[Start of section]

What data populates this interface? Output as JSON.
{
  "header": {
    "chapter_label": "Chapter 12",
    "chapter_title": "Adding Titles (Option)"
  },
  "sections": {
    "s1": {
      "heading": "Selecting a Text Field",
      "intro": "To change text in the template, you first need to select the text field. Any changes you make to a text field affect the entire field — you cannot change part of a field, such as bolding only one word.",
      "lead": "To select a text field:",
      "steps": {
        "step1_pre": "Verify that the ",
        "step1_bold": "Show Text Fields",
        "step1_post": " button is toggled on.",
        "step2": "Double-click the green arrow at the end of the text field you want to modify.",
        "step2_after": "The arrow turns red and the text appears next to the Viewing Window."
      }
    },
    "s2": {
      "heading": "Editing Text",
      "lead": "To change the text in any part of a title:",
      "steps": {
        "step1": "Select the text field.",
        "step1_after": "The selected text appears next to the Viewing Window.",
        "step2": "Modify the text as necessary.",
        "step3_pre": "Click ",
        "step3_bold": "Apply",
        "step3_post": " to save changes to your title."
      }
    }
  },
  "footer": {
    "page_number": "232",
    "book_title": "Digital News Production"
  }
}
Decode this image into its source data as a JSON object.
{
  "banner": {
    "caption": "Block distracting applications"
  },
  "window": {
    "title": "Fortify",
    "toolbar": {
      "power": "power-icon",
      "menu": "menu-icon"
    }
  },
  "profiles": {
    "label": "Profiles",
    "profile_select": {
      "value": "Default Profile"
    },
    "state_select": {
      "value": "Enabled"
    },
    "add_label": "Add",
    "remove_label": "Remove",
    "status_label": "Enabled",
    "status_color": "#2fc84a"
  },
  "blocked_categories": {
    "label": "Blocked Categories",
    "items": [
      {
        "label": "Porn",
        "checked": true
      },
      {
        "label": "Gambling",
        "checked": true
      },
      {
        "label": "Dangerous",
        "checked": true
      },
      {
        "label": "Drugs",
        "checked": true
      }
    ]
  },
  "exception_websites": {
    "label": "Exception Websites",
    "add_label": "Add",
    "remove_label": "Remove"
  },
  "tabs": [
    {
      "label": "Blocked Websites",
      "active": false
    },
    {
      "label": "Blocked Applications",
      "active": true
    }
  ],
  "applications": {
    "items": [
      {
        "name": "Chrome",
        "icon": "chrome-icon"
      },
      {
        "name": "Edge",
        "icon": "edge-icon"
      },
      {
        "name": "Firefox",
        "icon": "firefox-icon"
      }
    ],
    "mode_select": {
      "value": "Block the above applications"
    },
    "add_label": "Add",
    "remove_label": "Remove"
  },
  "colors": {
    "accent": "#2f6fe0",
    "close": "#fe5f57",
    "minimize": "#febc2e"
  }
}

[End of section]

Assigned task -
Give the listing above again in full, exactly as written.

Result of this exercise -
What data populates this interface? Output as JSON.
{
  "header": {
    "chapter_label": "Chapter 12",
    "chapter_title": "Adding Titles (Option)"
  },
  "sections": {
    "s1": {
      "heading": "Selecting a Text Field",
      "intro": "To change text in the template, you first need to select the text field. Any changes you make to a text field affect the entire field — you cannot change part of a field, such as bolding only one word.",
      "lead": "To select a text field:",
      "steps": {
        "step1_pre": "Verify that the ",
        "step1_bold": "Show Text Fields",
        "step1_post": " button is toggled on.",
        "step2": "Double-click the green arrow at the end of the text field you want to modify.",
        "step2_after": "The arrow turns red and the text appears next to the Viewing Window."
      }
    },
    "s2": {
      "heading": "Editing Text",
      "lead": "To change the text in any part of a title:",
      "steps": {
        "step1": "Select the text field.",
        "step1_after": "The selected text appears next to the Viewing Window.",
        "step2": "Modify the text as necessary.",
        "step3_pre": "Click ",
        "step3_bold": "Apply",
        "step3_post": " to save changes to your title."
      }
    }
  },
  "footer": {
    "page_number": "232",
    "book_title": "Digital News Production"
  }
}
Decode this image into its source data as a JSON object.
{
  "banner": {
    "caption": "Block distracting applications"
  },
  "window": {
    "title": "Fortify",
    "toolbar": {
      "power": "power-icon",
      "menu": "menu-icon"
    }
  },
  "profiles": {
    "label": "Profiles",
    "profile_select": {
      "value": "Default Profile"
    },
    "state_select": {
      "value": "Enabled"
    },
    "add_label": "Add",
    "remove_label": "Remove",
    "status_label": "Enabled",
    "status_color": "#2fc84a"
  },
  "blocked_categories": {
    "label": "Blocked Categories",
    "items": [
      {
        "label": "Porn",
        "checked": true
      },
      {
        "label": "Gambling",
        "checked": true
      },
      {
        "label": "Dangerous",
        "checked": true
      },
      {
        "label": "Drugs",
        "checked": true
      }
    ]
  },
  "exception_websites": {
    "label": "Exception Websites",
    "add_label": "Add",
    "remove_label": "Remove"
  },
  "tabs": [
    {
      "label": "Blocked Websites",
      "active": false
    },
    {
      "label": "Blocked Applications",
      "active": true
    }
  ],
  "applications": {
    "items": [
      {
        "name": "Chrome",
        "icon": "chrome-icon"
      },
      {
        "name": "Edge",
        "icon": "edge-icon"
      },
      {
        "name": "Firefox",
        "icon": "firefox-icon"
      }
    ],
    "mode_select": {
      "value": "Block the above applications"
    },
    "add_label": "Add",
    "remove_label": "Remove"
  },
  "colors": {
    "accent": "#2f6fe0",
    "close": "#fe5f57",
    "minimize": "#febc2e"
  }
}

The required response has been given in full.